DOVER, Del. - The legislative budget-writing committee approved raises for state workers on Tuesday that would give many on the lower end of the pay scale a significant boost.
The Joint Finance Committee, a 12-member panel of representatives and senators from both parties charged with drafting the state’s operating budget, approved the increases during its first day of markup. Markup is a period when the committee takes the governor’s recommended budget and begins voting on specific funding requests, essentially writing the budget.
State employee pay policy is among the first items typically to be voted on. Under the plan approved Tuesday, full-time state workers would receive a raise ranging from 3 percent to 9 percent depending on their pay grade, with the lowest grades receiving higher-percentage raises. Collective bargaining units would receive raises according to whatever they have negotiated. Education employees would receive a 3 percent raise and applicable step increases, while teachers would receive an additional 6 percent.
“We owe it to our dedicated state workers to compensate them fairly and offer meaningful opportunities for career advancement... We’re targeting working Delawareans who most need a raise,” said Joint Finance Committee Chair Rep. William Carson from District 28 of Dover and Smyrna. “The cost of goods and services have been increasing rapidly, forcing working families to make tough decisions that no one should have make.
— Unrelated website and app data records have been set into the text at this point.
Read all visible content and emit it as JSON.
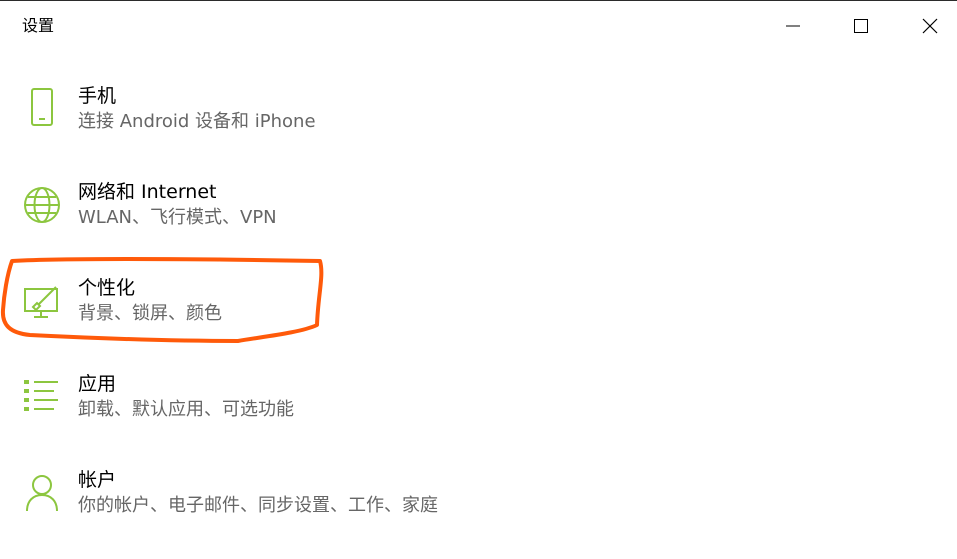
{
  "window": {
    "title": "设置",
    "accent_color": "#8cc63f",
    "annotation_color": "#ff5a0a"
  },
  "categories": [
    {
      "id": "phone",
      "label": "手机",
      "description": "连接 Android 设备和 iPhone",
      "icon": "phone-icon"
    },
    {
      "id": "network",
      "label": "网络和 Internet",
      "description": "WLAN、飞行模式、VPN",
      "icon": "globe-icon"
    },
    {
      "id": "personalization",
      "label": "个性化",
      "description": "背景、锁屏、颜色",
      "icon": "personalization-icon"
    },
    {
      "id": "apps",
      "label": "应用",
      "description": "卸载、默认应用、可选功能",
      "icon": "apps-list-icon"
    },
    {
      "id": "accounts",
      "label": "帐户",
      "description": "你的帐户、电子邮件、同步设置、工作、家庭",
      "icon": "person-icon"
    }
  ]
}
By continuing to use a sliding scale for raises, we are ensuring all employees receive a raise, but we’re preventing those on the lower end of the pay scale from falling further behind.”
As with many private businesses, the state government has experienced significant vacancies, and concerns about hiring and retention have been raised. Whether it’s educators, emergency personnel, social workers, medical staff, or first responders, officials say that ensuring these state workers receive a needed pay raise has been a priority. The average state employee salary is $52,033 per year, according to the General Assembly, and under this plan, they would receive a 6 percent increase.
“Over the winter, nearly every department of state government rang the alarm about their struggles with staff shortages due at least in part to state salaries coming in at below market rate," said Sen. Trey Paradee, Co-Chair of the Joint Finance Committee from District 17 of Dover and Camden. "As we compete for human infrastructure with major corporations in the area, we need to remain competitive if we are going to hope to maintain the level of services our state provides at its current level. The operating budget we are crafting this week is not the final investment in our state workforce that needs to be made, but it is a strong step in the right direction.”
Also, as part of the pay policy package approved Tuesday, the committee approved a recommendation from Governor Carney to establish a $15 minimum wage for merit full-time state employees.
This is the second consecutive year that the Joint Finance Committee has approved a sliding scale pay raise for state workers, with the fiscal 2023 budget including raises ranging from 2 to 9 percent.
The Joint Finance Committee will continue reviewing and voting on funding priorities for the fiscal 2023 operating budget this week. Once completed, legislative budget staff will write the final budget bill, which must be approved by the entire General Assembly.